Auto and motorcycle battery manufacturers seem to have gotten that problem under control to a great degree. And they will happily tell you so. But 10-15 years ago the manufacturers of smaller type Li-Ion batteries told us that too, yet there have been countless fires and explosions since then. At an electrical safety regulatory meeting I attended a few years ago a representative from NIOSH (National Institute for Occupational Safety and Health) went over several of these events and the subsequent investigations in detail. Some of them had to do with portable, wearable "safety equipment" used in mining. Turns out that years after manufacturers declared the Li-Ion batteries "safe" a few unfortunate people found out that they are sometimes, as the NIOSH representative put it, "latent hand grenades."
I accept the risk of my iPhone having a meltdown because I think the sales volume of those batteries drives more thorough research and potential liability risk for giant companies which results in proportionately smaller risk to me and my family as individuals. I also feel safer knowing my phone is usually with me and I have smoke alarms throughout my home for when I am sleeping. My motorcycle, conversely, sleeps in my garage with cars, power equipment and dispensing containers full of gas, and I do not have any smoke alarms in my garage. My teenagers sleep in bedrooms above and beside my garage, on the opposite side of the house from where my wife and I sleep, so I worry about their safety in the event of a garage fire and potential subsequent gas-fueled explosion.

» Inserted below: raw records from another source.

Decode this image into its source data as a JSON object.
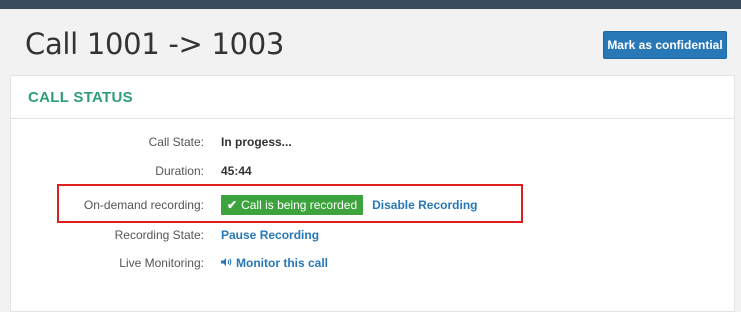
{
  "header": {
    "title": "Call 1001 -> 1003",
    "confidential_button": "Mark as confidential"
  },
  "panel": {
    "heading": "CALL STATUS",
    "rows": [
      {
        "label": "Call State:",
        "value": "In progess..."
      },
      {
        "label": "Duration:",
        "value": "45:44"
      },
      {
        "label": "On-demand recording:",
        "badge": "Call is being recorded",
        "action": "Disable Recording"
      },
      {
        "label": "Recording State:",
        "action": "Pause Recording"
      },
      {
        "label": "Live Monitoring:",
        "action": "Monitor this call",
        "icon": "speaker-icon"
      }
    ]
  },
  "colors": {
    "topbar": "#3a4a5c",
    "primary": "#2878b8",
    "heading": "#2e9e78",
    "badge": "#3da33d",
    "highlight": "#e02020"
  }
}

These are the things I think about each time I consider abandoning lead-acid batteries. At some point I might make the switch, because I like technology and I want the benefits. But I just don't have enough data on Li-Ion motorcycle batteries yet. Your viewpoint and opinion may differ and I totally respect that. After all, the more people who take the plunge before me, the more quickly I will reach my own level of comfort (or determine that the risks have still not been sufficiently mitigated).
Last edited by GPz; 05-19-2019 at 01:19 PM.